MATERIALS PROVIDED Start Marker

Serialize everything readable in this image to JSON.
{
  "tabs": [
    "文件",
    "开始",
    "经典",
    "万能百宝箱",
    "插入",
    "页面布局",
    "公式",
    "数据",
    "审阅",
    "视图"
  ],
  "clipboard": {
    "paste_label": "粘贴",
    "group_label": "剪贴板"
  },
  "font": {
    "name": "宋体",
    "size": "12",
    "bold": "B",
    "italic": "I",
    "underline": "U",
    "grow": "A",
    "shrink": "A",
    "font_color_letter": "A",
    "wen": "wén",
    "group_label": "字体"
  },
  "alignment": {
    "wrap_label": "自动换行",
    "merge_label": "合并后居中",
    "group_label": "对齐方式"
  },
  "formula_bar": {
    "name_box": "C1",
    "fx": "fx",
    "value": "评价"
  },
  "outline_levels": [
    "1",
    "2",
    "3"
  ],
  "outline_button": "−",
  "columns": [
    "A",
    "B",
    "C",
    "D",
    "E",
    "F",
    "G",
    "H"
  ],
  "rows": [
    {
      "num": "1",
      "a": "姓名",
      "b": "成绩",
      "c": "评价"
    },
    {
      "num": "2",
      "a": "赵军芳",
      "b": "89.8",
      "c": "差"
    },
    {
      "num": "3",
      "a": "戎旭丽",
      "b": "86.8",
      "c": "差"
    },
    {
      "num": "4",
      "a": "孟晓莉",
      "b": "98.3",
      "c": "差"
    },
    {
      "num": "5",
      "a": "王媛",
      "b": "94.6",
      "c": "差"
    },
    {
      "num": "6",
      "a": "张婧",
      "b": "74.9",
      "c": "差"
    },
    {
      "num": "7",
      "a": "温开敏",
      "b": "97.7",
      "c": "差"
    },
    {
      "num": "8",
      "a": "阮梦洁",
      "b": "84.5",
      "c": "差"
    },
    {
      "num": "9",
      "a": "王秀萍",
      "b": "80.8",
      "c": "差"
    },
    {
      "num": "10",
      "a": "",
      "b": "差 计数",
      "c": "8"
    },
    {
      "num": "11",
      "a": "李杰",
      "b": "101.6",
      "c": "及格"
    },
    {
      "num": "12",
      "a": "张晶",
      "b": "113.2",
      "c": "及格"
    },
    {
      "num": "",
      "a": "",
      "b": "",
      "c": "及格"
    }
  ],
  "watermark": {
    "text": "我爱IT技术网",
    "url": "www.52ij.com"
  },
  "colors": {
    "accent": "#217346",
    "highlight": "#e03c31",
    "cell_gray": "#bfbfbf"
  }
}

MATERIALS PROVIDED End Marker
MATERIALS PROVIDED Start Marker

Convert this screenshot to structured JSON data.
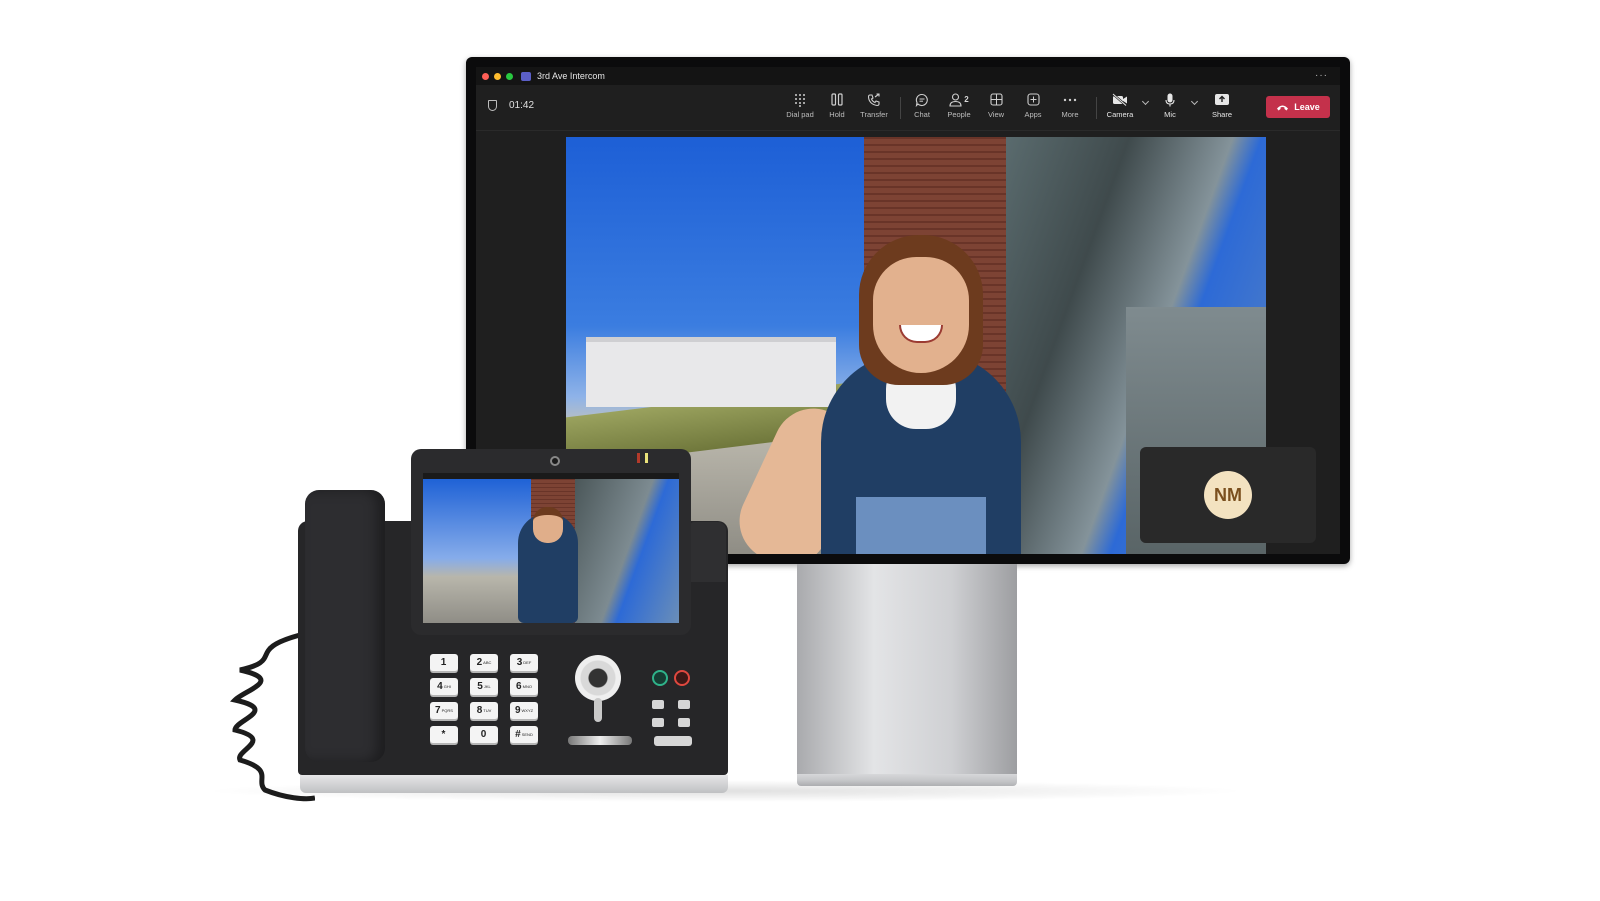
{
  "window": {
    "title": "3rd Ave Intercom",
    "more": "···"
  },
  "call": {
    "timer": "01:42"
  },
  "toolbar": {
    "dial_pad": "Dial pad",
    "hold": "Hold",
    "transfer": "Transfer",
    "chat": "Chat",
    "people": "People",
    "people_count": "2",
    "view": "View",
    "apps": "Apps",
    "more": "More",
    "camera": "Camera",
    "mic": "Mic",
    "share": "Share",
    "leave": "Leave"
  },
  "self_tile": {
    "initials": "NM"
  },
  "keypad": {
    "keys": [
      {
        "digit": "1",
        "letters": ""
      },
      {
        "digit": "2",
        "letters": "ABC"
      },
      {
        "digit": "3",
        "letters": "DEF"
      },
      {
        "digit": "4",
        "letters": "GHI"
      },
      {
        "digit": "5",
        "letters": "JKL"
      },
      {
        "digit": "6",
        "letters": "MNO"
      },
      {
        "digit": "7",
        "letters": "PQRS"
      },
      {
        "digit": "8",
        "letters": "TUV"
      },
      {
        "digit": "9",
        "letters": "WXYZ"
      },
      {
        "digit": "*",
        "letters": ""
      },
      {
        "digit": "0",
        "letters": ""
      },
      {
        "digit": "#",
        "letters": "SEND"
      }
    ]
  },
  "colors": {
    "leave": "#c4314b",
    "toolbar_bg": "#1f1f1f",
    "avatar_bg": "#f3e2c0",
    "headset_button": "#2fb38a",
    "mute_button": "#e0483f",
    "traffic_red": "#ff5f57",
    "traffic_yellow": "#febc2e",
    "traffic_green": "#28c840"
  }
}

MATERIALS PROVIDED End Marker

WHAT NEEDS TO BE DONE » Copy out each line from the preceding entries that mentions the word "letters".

EXPECTED ANSWER »
        "letters": ""
        "letters": "ABC"
        "letters": "DEF"
        "letters": "GHI"
        "letters": "JKL"
        "letters": "MNO"
        "letters": "PQRS"
        "letters": "TUV"
        "letters": "WXYZ"
        "letters": ""
        "letters": ""
        "letters": "SEND"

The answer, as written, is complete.